(Excerpted records Opens)

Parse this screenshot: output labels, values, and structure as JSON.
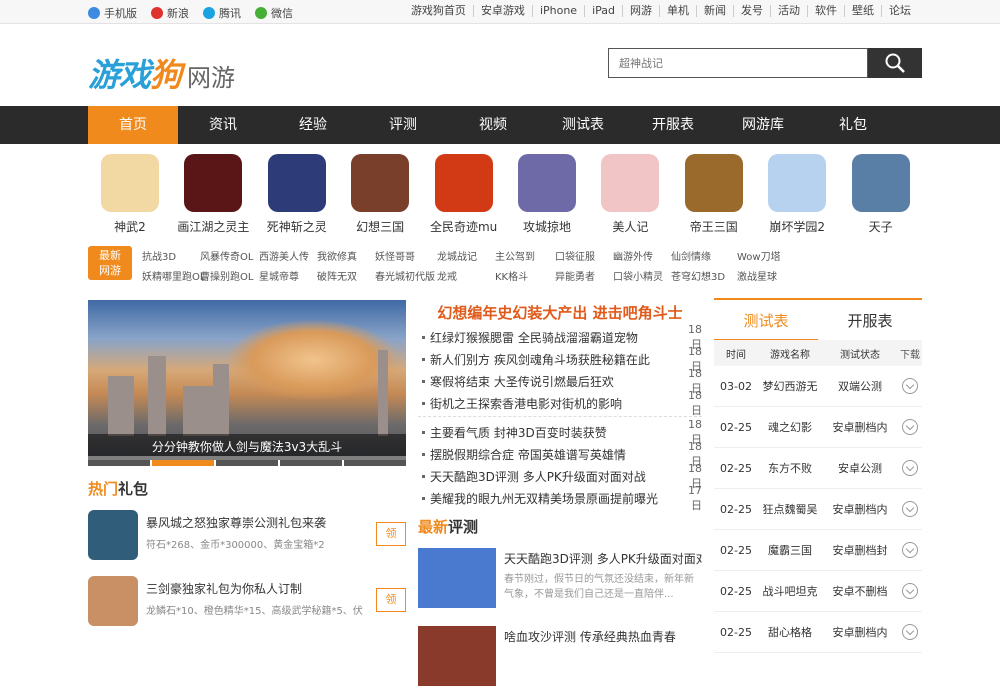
{
  "topbar": {
    "left": [
      {
        "label": "手机版",
        "icon": "phone-icon",
        "color": "#3d8be0"
      },
      {
        "label": "新浪",
        "icon": "weibo-icon",
        "color": "#e0322c"
      },
      {
        "label": "腾讯",
        "icon": "tencent-icon",
        "color": "#1aa3e0"
      },
      {
        "label": "微信",
        "icon": "wechat-icon",
        "color": "#45b035"
      }
    ],
    "right": [
      "游戏狗首页",
      "安卓游戏",
      "iPhone",
      "iPad",
      "网游",
      "单机",
      "新闻",
      "发号",
      "活动",
      "软件",
      "壁纸",
      "论坛"
    ]
  },
  "header": {
    "logo_main": "游戏",
    "logo_accent": "狗",
    "logo_sub": "网游",
    "search_placeholder": "超神战记"
  },
  "nav": [
    "首页",
    "资讯",
    "经验",
    "评测",
    "视频",
    "测试表",
    "开服表",
    "网游库",
    "礼包"
  ],
  "games": [
    {
      "name": "神武2",
      "color": "#f2d9a3"
    },
    {
      "name": "画江湖之灵主",
      "color": "#5a1616"
    },
    {
      "name": "死神斩之灵",
      "color": "#2d3c78"
    },
    {
      "name": "幻想三国",
      "color": "#7a3f2a"
    },
    {
      "name": "全民奇迹mu",
      "color": "#d23a15"
    },
    {
      "name": "攻城掠地",
      "color": "#6e6aa8"
    },
    {
      "name": "美人记",
      "color": "#f1c5c5"
    },
    {
      "name": "帝王三国",
      "color": "#9a6a2c"
    },
    {
      "name": "崩坏学园2",
      "color": "#b7d2ee"
    },
    {
      "name": "天子",
      "color": "#5a7fa6"
    }
  ],
  "newest": {
    "badge_line1": "最新",
    "badge_line2": "网游",
    "row1": [
      "抗战3D",
      "风暴传奇OL",
      "西游美人传",
      "我欲修真",
      "妖怪哥哥",
      "龙城战记",
      "主公驾到",
      "口袋征服",
      "幽游外传",
      "仙剑情缘",
      "Wow刀塔"
    ],
    "row2": [
      "妖精哪里跑OL",
      "曹操别跑OL",
      "星城帝尊",
      "破阵无双",
      "春光城初代版",
      "龙戒",
      "KK格斗",
      "异能勇者",
      "口袋小精灵",
      "苍穹幻想3D",
      "激战星球"
    ]
  },
  "slider": {
    "caption": "分分钟教你做人剑与魔法3v3大乱斗"
  },
  "gifts": {
    "title_accent": "热门",
    "title_rest": "礼包",
    "items": [
      {
        "title": "暴风城之怒独家尊崇公测礼包来袭",
        "desc": "符石*268、金币*300000、黄金宝箱*2",
        "button": "领",
        "color": "#2f5d7a"
      },
      {
        "title": "三剑豪独家礼包为你私人订制",
        "desc": "龙鳞石*10、橙色精华*15、高级武学秘籍*5、伏",
        "button": "领",
        "color": "#c99066"
      }
    ]
  },
  "headline": "幻想编年史幻装大产出 进击吧角斗士",
  "news1": [
    {
      "text": "红绿灯猴猴腮雷 全民骑战溜溜霸道宠物",
      "date": "18日"
    },
    {
      "text": "新人们别方 疾风剑魂角斗场获胜秘籍在此",
      "date": "18日"
    },
    {
      "text": "寒假将结束 大圣传说引燃最后狂欢",
      "date": "18日"
    },
    {
      "text": "街机之王探索香港电影对街机的影响",
      "date": "18日"
    }
  ],
  "news2": [
    {
      "text": "主要看气质 封神3D百变时装获赞",
      "date": "18日"
    },
    {
      "text": "摆脱假期综合症 帝国英雄谱写英雄情",
      "date": "18日"
    },
    {
      "text": "天天酷跑3D评测 多人PK升级面对面对战",
      "date": "18日"
    },
    {
      "text": "美耀我的眼九州无双精美场景原画提前曝光",
      "date": "17日"
    }
  ],
  "reviews": {
    "title_accent": "最新",
    "title_rest": "评测",
    "items": [
      {
        "title": "天天酷跑3D评测 多人PK升级面对面对",
        "desc": "春节刚过，假节日的气氛还没结束，新年新气象，不曾是我们自己还是一直陪伴...",
        "color": "#4a7ad0"
      },
      {
        "title": "啥血攻沙评测 传承经典热血青春",
        "desc": "",
        "color": "#8a3a2a"
      }
    ]
  },
  "side": {
    "tabs": [
      "测试表",
      "开服表"
    ],
    "headers": [
      "时间",
      "游戏名称",
      "测试状态",
      "下载"
    ],
    "rows": [
      {
        "date": "03-02",
        "name": "梦幻西游无",
        "status": "双端公测"
      },
      {
        "date": "02-25",
        "name": "魂之幻影",
        "status": "安卓删档内"
      },
      {
        "date": "02-25",
        "name": "东方不败",
        "status": "安卓公测"
      },
      {
        "date": "02-25",
        "name": "狂点魏蜀吴",
        "status": "安卓删档内"
      },
      {
        "date": "02-25",
        "name": "魔霸三国",
        "status": "安卓删档封"
      },
      {
        "date": "02-25",
        "name": "战斗吧坦克",
        "status": "安卓不删档"
      },
      {
        "date": "02-25",
        "name": "甜心格格",
        "status": "安卓删档内"
      }
    ]
  }
}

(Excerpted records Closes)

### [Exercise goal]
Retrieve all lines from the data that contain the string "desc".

### [Response to the exercise]
        "desc": "符石*268、金币*300000、黄金宝箱*2",
        "desc": "龙鳞石*10、橙色精华*15、高级武学秘籍*5、伏",
        "desc": "春节刚过，假节日的气氛还没结束，新年新气象，不曾是我们自己还是一直陪伴...",
        "desc": "",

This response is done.